"That is the future hope. Right now, we feel like we are making a positive contribution towards that goal," Stanley said.


'/>"/>

Contact: Bill Cabage
cabagewh@ornl.gov
865-574-4399
DOE/Oak Ridge National Laboratory
Source:Eurekalert  

Related medicine news :

1. Neutrons poised to play big role in future scientific advances
2. New Website Provides Counselors with Instant Help for Troubled Kids
3. American Council on Exercise (ACE) Study Reveals Kettlebells Provide Powerful Workout in Short Amount of Time
4. Medical Transcription Services and EHR Provider MxSecure Launches New Enhanced Website with Goal of Improved Physician Productivity
5. Providence Service Corporation Relocates Corporate Headquarters to Downtown Tucson
6. Keenan Chief Strategy Officer Selected to Join Editorial Board of Payers & Providers
7. DavisPTnetwork Partners with the New York Physical Therapy Association to Provide Online Continuing Education
8. Rhode Island Settlement Reflects Homeowner Liability for Serving Alcohol to Those Under 21, Says Providence Lawyer Mark Gemma
9. Southridge LLC Provides Equity Capital Through Private Agreement with PuraMed Bioscience
10. MarquisNet Co-Location Agreement with MessageBroadcast Helps Message Delivery Provider Expand World-Class Network
11. Top Raleigh Dentist Robert Williamson Designated A Preferred Invisalign Provider
Post Your Comments:
*Name:
*Comment:
*Email:
Related Image:
Neutrons provide first sub-nanoscale snapshots of Huntington's disease protein
(Date:6/27/2016)... Lafayette, California (PRWEB) , ... ... ... a pioneer in the patient payment industry today announced its strategic partnership ... and health system workflows. , The two companies’ proven, proprietary technology combine ...
(Date:6/27/2016)... ... 27, 2016 , ... TopConsumerReviews.com recently awarded their highest five-star rating to Best ... individuals in the United States and Canada wear eyeglasses. Once considered to be a ... and make a fashion statement. Even celebrities use glasses as a way of creating ...
(Date:6/26/2016)... ... June 26, 2016 , ... On June 10-11, 2016, A Forever Recovery, ... Festival and World’s Longest Breakfast Table in Battle Creek, MI, where the rehabilitation facility ... home to some of the world’s leading providers of cereal and other breakfast foods. ...

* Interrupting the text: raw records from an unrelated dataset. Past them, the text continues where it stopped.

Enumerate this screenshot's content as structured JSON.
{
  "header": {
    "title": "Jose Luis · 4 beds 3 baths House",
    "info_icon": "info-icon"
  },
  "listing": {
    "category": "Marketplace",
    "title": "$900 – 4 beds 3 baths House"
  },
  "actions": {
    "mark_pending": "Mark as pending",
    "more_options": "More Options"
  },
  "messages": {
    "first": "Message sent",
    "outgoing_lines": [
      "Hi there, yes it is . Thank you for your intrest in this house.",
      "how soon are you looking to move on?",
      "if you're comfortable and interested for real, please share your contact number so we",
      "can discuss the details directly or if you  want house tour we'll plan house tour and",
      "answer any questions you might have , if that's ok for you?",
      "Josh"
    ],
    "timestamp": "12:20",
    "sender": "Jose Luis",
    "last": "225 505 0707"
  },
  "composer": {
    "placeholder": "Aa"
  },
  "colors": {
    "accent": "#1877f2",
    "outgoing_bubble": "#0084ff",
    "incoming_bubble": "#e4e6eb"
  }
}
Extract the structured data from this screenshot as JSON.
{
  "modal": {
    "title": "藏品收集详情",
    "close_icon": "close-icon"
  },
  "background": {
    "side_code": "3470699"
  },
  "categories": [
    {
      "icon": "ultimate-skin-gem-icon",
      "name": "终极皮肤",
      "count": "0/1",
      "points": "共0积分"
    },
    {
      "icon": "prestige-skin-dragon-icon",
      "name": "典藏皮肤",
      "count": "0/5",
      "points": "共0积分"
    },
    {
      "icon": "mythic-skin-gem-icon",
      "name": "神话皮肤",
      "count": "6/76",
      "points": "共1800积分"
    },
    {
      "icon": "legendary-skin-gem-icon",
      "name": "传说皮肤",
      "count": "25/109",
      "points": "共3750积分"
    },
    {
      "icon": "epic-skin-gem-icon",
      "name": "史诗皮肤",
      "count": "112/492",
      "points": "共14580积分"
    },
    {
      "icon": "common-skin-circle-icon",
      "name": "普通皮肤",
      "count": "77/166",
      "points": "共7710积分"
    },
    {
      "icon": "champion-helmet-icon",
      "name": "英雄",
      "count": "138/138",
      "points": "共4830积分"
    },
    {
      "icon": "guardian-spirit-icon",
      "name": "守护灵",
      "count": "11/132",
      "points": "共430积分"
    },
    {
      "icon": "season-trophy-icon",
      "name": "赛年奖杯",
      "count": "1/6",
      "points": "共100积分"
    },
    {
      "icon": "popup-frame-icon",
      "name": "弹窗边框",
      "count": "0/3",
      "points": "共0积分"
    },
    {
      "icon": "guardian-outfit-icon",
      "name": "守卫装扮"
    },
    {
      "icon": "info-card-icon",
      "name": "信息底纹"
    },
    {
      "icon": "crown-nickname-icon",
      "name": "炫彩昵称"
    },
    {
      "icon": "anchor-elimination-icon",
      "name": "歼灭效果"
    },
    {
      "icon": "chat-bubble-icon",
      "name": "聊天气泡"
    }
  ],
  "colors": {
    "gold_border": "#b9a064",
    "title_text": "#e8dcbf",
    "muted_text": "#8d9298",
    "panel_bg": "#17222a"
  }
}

(Date:6/26/2016)... Carolina (PRWEB) , ... June 26, 2016 , ... ... of a new product that was developed to enhance the health of felines. The ... centuries. , The two main herbs in the PawPaws Cat Kidney Support ...
(Date:6/26/2016)... Lake Orion, Clarkston, Michigan (PRWEB) , ... June ... ... direction with respect to fertility once they have been diagnosed with endometriosis. These ... tolerable intercourse but they also require a comprehensive approach that can help for ...

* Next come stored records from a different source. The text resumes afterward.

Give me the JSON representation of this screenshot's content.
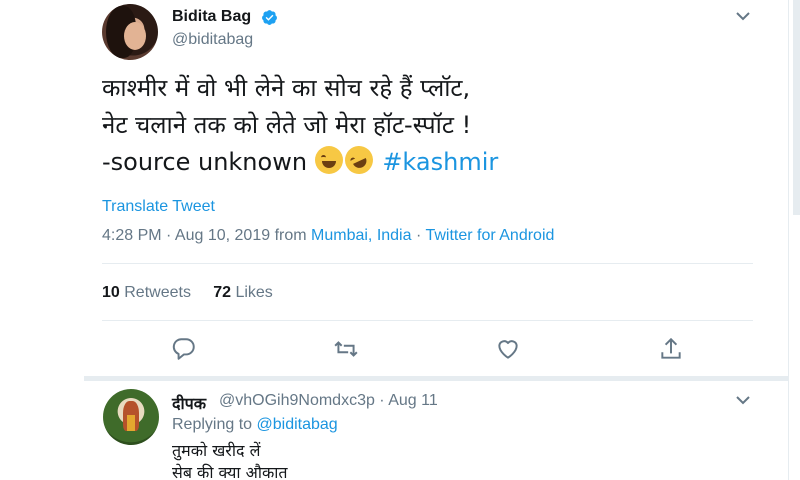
{
  "tweet": {
    "display_name": "Bidita Bag",
    "handle": "@biditabag",
    "text_line1": "काश्मीर में वो भी लेने का सोच रहे हैं प्लॉट,",
    "text_line2": "नेट चलाने तक को लेते जो मेरा हॉट-स्पॉट !",
    "text_line3_prefix": "-source unknown ",
    "hashtag": "#kashmir",
    "emojis": [
      "face-with-tears-of-joy",
      "rolling-on-the-floor-laughing"
    ],
    "translate_label": "Translate Tweet",
    "timestamp": "4:28 PM · Aug 10, 2019 from ",
    "location": "Mumbai, India",
    "dot": " · ",
    "source": "Twitter for Android",
    "retweets_count": "10",
    "retweets_label": "Retweets",
    "likes_count": "72",
    "likes_label": "Likes"
  },
  "actions": [
    "reply-icon",
    "retweet-icon",
    "like-icon",
    "share-icon"
  ],
  "reply": {
    "display_name": "दीपक",
    "handle_time": "@vhOGih9Nomdxc3p · Aug 11",
    "replying_prefix": "Replying to ",
    "replying_to": "@biditabag",
    "text_line1": "तुमको खरीद लें",
    "text_line2": "सेब की क्या औकात"
  },
  "colors": {
    "link": "#1b95e0",
    "secondary": "#657786",
    "divider": "#e6ecf0",
    "verified": "#1da1f2"
  }
}
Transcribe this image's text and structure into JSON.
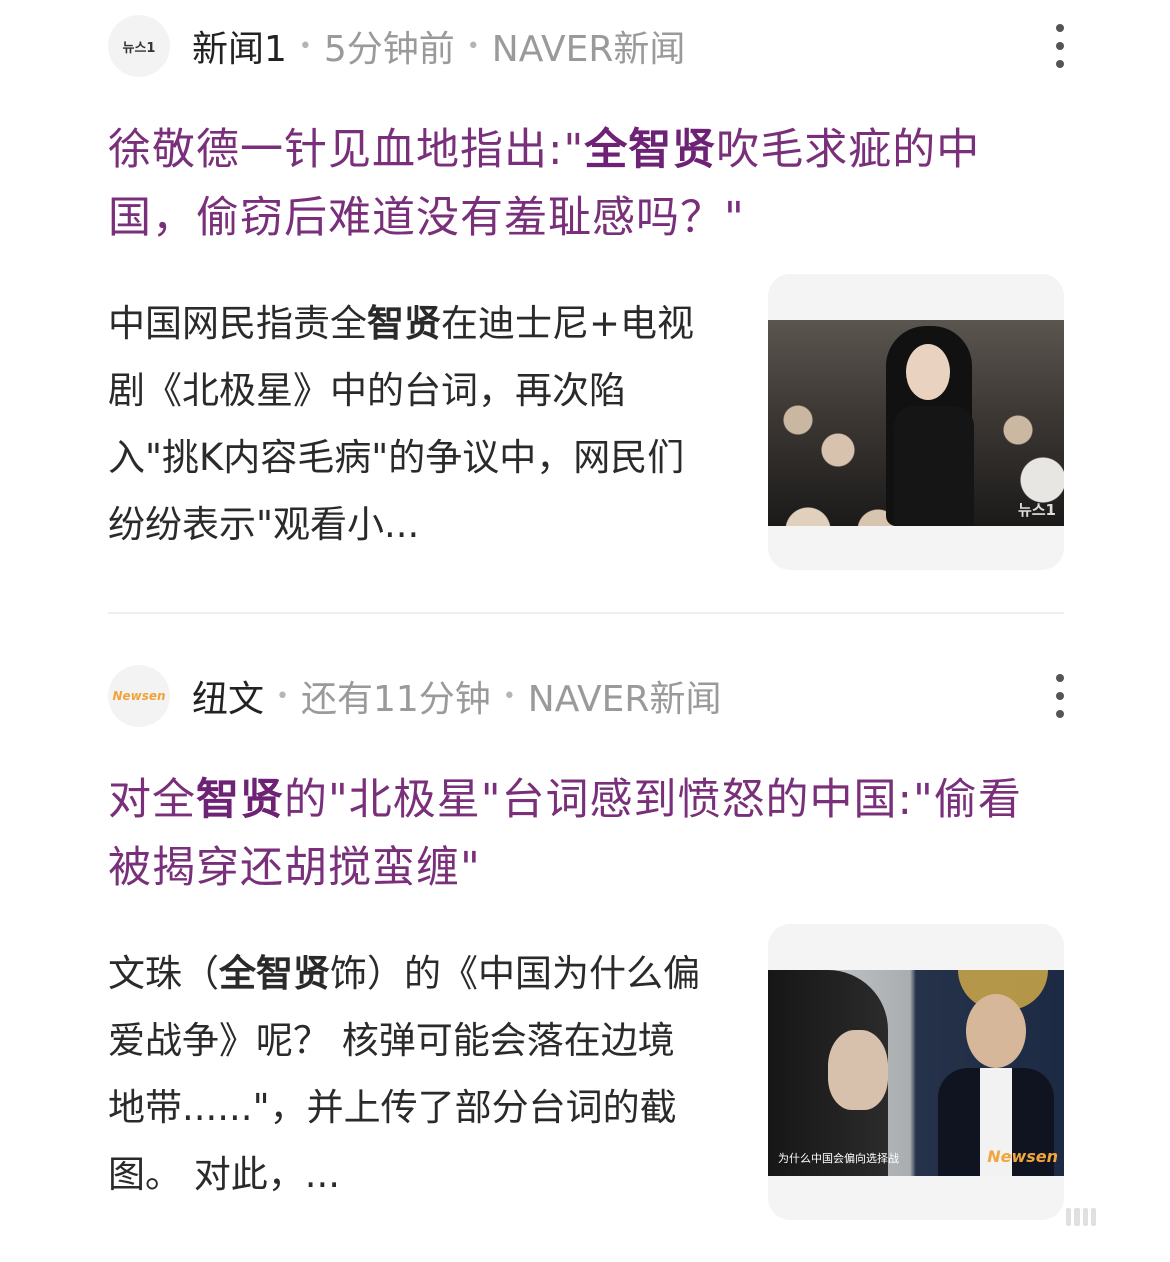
{
  "articles": [
    {
      "source": {
        "logo_text": "뉴스1",
        "name": "新闻1",
        "time": "5分钟前",
        "publisher": "NAVER新闻"
      },
      "headline": {
        "part1": "徐敬德一针见血地指出:\"",
        "highlight": "全智贤",
        "part2": "吹毛求疵的中国，偷窃后难道没有羞耻感吗？\""
      },
      "snippet": {
        "part1": "中国网民指责全",
        "highlight": "智贤",
        "part2": "在迪士尼+电视剧《北极星》中的台词，再次陷入\"挑K内容毛病\"的争议中，网民们纷纷表示\"观看小..."
      },
      "thumbnail": {
        "watermark": "뉴스1"
      }
    },
    {
      "source": {
        "logo_text": "Newsen",
        "name": "纽文",
        "time": "还有11分钟",
        "publisher": "NAVER新闻"
      },
      "headline": {
        "part1": "对全",
        "highlight": "智贤",
        "part2": "的\"北极星\"台词感到愤怒的中国:\"偷看被揭穿还胡搅蛮缠\""
      },
      "snippet": {
        "part1": "文珠（",
        "highlight": "全智贤",
        "part2": "饰）的《中国为什么偏爱战争》呢？ 核弹可能会落在边境地带......\"，并上传了部分台词的截图。 对此，..."
      },
      "thumbnail": {
        "caption": "为什么中国会偏向选择战",
        "watermark": "Newsen"
      }
    }
  ],
  "colors": {
    "headline": "#7a2f7a",
    "meta": "#9a9a9a",
    "body": "#2a2a2a"
  }
}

Breaking Medicine News(10 mins):
(Date:6/24/2016)... 24, 2016 Research and ... "Structural Electronics 2015-2025: Applications, Technologies, Forecasts" report ... In-Mold Electronics, Smart Skin, Structural Health Monitoring, ... Structural electronics involves electronic and/or electrical components ... replacing dumb structures such as vehicle bodies or ...
(Date:6/24/2016)... According to a new market ... Needles, Safety Pen Needles), Needle Length (4mm, 5mm, 6mm, ... of Purchase (Retail, Non-Retail) - Trends & Global Forecasts ... market for the forecast period of 2016 to 2021. ... by 2021 from USD 1.65 Billion in 2016, growing ...

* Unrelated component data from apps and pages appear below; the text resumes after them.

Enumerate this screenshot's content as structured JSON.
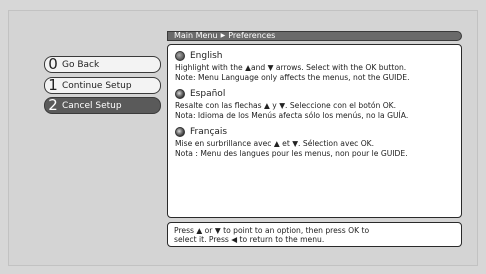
{
  "menu": {
    "back": {
      "num": "0",
      "label": "Go Back"
    },
    "continue": {
      "num": "1",
      "label": "Continue Setup"
    },
    "cancel": {
      "num": "2",
      "label": "Cancel Setup"
    }
  },
  "header": {
    "root": "Main Menu",
    "arrow": "▶",
    "page": "Preferences"
  },
  "languages": [
    {
      "name": "English",
      "line1": "Highlight with the ▲and ▼ arrows. Select with the OK button.",
      "line2": "Note: Menu Language only affects the menus, not the GUIDE."
    },
    {
      "name": "Español",
      "line1": "Resalte con las flechas ▲ y ▼. Seleccione con el botón OK.",
      "line2": "Nota: Idioma de los Menús afecta sólo los menús, no la GUÍA."
    },
    {
      "name": "Français",
      "line1": "Mise en surbrillance avec ▲ et ▼. Sélection avec OK.",
      "line2": "Nota : Menu des langues pour les menus, non pour le GUIDE."
    }
  ],
  "help": {
    "line1": "Press ▲ or ▼ to point to an option, then press OK to",
    "line2": "select it. Press ◀ to return to the menu."
  }
}
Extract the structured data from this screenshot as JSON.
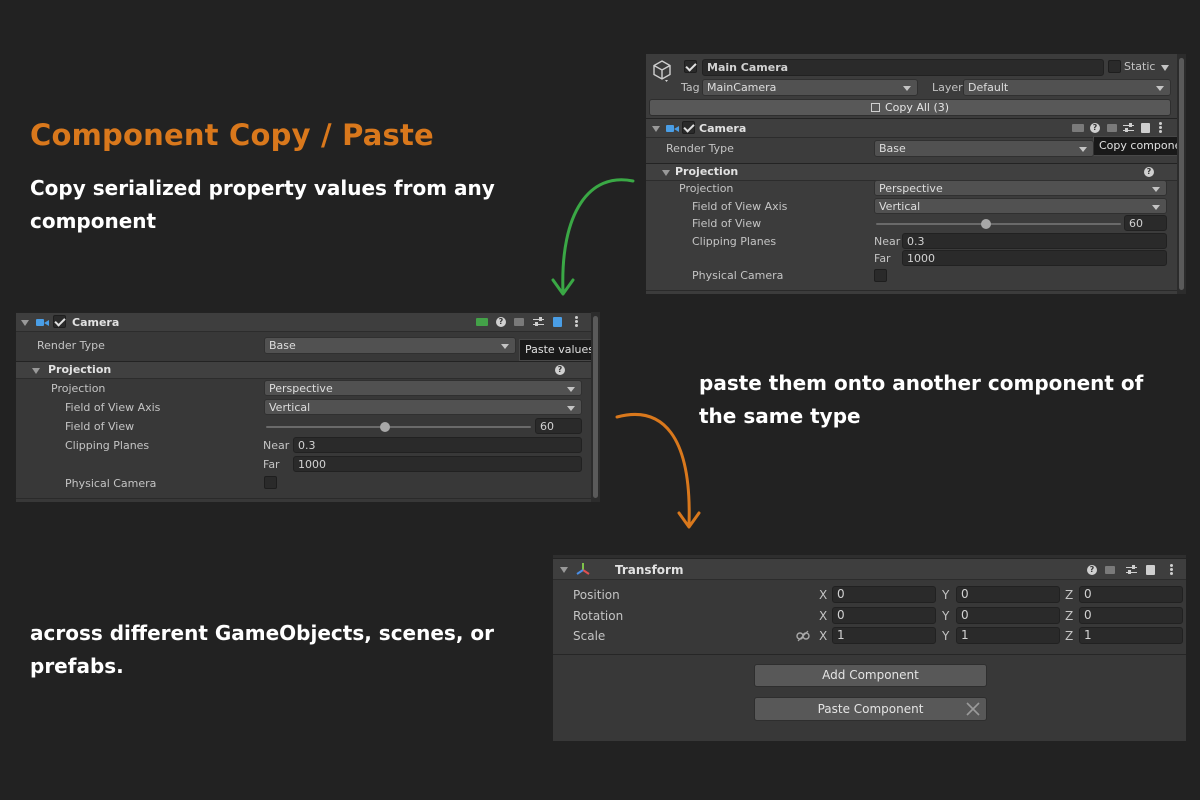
{
  "slide": {
    "title": "Component Copy / Paste",
    "caption_copy": "Copy serialized property values from any component",
    "caption_paste": "paste them onto another component of the same type",
    "caption_across": "across different GameObjects, scenes, or prefabs."
  },
  "colors": {
    "title": "#d9781c",
    "arrow_green": "#3aa845",
    "arrow_orange": "#d9781c",
    "camera_icon": "#4a9ee6"
  },
  "source_inspector": {
    "object_name": "Main Camera",
    "static_label": "Static",
    "tag_label": "Tag",
    "tag_value": "MainCamera",
    "layer_label": "Layer",
    "layer_value": "Default",
    "copy_all_label": "Copy All (3)",
    "component_title": "Camera",
    "tooltip": "Copy component",
    "render_type_label": "Render Type",
    "render_type_value": "Base",
    "section_projection": "Projection",
    "projection_label": "Projection",
    "projection_value": "Perspective",
    "fov_axis_label": "Field of View Axis",
    "fov_axis_value": "Vertical",
    "fov_label": "Field of View",
    "fov_value": "60",
    "fov_fraction": 0.45,
    "clipping_label": "Clipping Planes",
    "near_label": "Near",
    "near_value": "0.3",
    "far_label": "Far",
    "far_value": "1000",
    "physical_label": "Physical Camera"
  },
  "target_inspector": {
    "component_title": "Camera",
    "tooltip": "Paste values",
    "render_type_label": "Render Type",
    "render_type_value": "Base",
    "section_projection": "Projection",
    "projection_label": "Projection",
    "projection_value": "Perspective",
    "fov_axis_label": "Field of View Axis",
    "fov_axis_value": "Vertical",
    "fov_label": "Field of View",
    "fov_value": "60",
    "fov_fraction": 0.45,
    "clipping_label": "Clipping Planes",
    "near_label": "Near",
    "near_value": "0.3",
    "far_label": "Far",
    "far_value": "1000",
    "physical_label": "Physical Camera"
  },
  "transform_inspector": {
    "component_title": "Transform",
    "rows": [
      {
        "label": "Position",
        "x": "0",
        "y": "0",
        "z": "0"
      },
      {
        "label": "Rotation",
        "x": "0",
        "y": "0",
        "z": "0"
      },
      {
        "label": "Scale",
        "x": "1",
        "y": "1",
        "z": "1"
      }
    ],
    "axis_x": "X",
    "axis_y": "Y",
    "axis_z": "Z",
    "add_component_label": "Add Component",
    "paste_component_label": "Paste Component"
  }
}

(Date:6/23/2016)... 2016 Research and Markets has announced ... Forecast to 2022" report to their offering. ... the patients with kidney failure, it replaces the function of ... patient,s blood and thus the treatment helps to keep the ... balance. Increasing number of ESRD patients & ...
Breaking Medicine Technology: